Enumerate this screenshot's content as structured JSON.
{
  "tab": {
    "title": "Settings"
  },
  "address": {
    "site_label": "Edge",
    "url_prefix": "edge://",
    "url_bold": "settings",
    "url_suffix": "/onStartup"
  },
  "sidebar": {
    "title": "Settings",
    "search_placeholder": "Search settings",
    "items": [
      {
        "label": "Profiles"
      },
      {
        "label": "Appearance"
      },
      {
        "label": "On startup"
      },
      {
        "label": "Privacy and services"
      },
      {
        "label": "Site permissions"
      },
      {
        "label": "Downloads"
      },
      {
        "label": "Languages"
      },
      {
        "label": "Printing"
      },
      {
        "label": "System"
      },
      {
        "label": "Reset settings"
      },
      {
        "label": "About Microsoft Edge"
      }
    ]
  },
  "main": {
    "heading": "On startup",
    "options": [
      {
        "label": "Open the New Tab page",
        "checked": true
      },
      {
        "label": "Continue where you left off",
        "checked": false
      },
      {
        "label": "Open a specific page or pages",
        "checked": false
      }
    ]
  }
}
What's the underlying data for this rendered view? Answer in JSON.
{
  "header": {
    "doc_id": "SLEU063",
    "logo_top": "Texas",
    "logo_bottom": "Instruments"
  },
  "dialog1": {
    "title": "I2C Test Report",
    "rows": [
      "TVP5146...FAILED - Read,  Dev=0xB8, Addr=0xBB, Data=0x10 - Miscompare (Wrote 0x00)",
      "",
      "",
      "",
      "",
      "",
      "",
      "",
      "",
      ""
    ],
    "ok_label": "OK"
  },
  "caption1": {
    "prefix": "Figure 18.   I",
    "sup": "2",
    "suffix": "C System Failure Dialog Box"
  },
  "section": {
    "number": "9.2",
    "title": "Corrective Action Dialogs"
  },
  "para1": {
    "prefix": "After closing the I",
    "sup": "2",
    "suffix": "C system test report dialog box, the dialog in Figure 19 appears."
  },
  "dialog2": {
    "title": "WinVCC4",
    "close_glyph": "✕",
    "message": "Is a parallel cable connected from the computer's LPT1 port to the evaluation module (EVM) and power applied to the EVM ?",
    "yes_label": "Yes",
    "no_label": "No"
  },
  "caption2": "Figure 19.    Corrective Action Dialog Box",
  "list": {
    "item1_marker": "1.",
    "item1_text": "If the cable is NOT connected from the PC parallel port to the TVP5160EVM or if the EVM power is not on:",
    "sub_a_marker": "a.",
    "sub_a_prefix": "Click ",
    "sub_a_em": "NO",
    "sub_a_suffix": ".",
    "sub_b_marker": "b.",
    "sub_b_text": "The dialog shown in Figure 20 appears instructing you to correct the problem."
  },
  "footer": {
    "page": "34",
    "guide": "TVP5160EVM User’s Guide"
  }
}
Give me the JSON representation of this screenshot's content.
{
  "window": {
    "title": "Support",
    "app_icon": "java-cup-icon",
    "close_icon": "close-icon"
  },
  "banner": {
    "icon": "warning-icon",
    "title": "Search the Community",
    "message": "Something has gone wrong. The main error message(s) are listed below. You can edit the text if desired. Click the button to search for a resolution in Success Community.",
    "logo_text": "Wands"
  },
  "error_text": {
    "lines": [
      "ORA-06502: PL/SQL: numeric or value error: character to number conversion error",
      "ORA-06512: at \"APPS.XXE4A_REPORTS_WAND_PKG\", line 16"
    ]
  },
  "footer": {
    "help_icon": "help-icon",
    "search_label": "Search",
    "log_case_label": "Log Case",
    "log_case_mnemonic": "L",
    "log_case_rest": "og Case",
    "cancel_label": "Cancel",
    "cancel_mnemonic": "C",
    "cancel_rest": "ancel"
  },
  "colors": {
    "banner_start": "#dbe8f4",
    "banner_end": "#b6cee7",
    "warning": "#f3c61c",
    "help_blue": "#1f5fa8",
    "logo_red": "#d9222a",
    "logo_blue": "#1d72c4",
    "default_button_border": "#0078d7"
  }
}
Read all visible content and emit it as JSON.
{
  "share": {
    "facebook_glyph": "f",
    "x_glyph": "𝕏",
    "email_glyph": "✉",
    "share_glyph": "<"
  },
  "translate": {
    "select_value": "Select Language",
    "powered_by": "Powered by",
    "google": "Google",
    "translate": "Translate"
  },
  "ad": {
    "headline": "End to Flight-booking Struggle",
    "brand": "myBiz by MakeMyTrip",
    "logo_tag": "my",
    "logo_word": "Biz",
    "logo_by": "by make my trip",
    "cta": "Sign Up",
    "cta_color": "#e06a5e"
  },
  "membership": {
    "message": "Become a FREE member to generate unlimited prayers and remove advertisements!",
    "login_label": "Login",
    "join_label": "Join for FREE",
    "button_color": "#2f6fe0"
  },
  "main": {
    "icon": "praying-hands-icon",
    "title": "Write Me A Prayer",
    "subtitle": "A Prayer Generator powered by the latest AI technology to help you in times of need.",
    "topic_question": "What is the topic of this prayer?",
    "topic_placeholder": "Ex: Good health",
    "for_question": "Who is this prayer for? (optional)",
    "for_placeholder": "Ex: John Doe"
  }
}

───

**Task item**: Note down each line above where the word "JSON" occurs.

**Written reply**:
Enumerate this screenshot's content as structured JSON.
What's the underlying data for this rendered view? Answer in JSON.
Give me the JSON representation of this screenshot's content.
Read all visible content and emit it as JSON.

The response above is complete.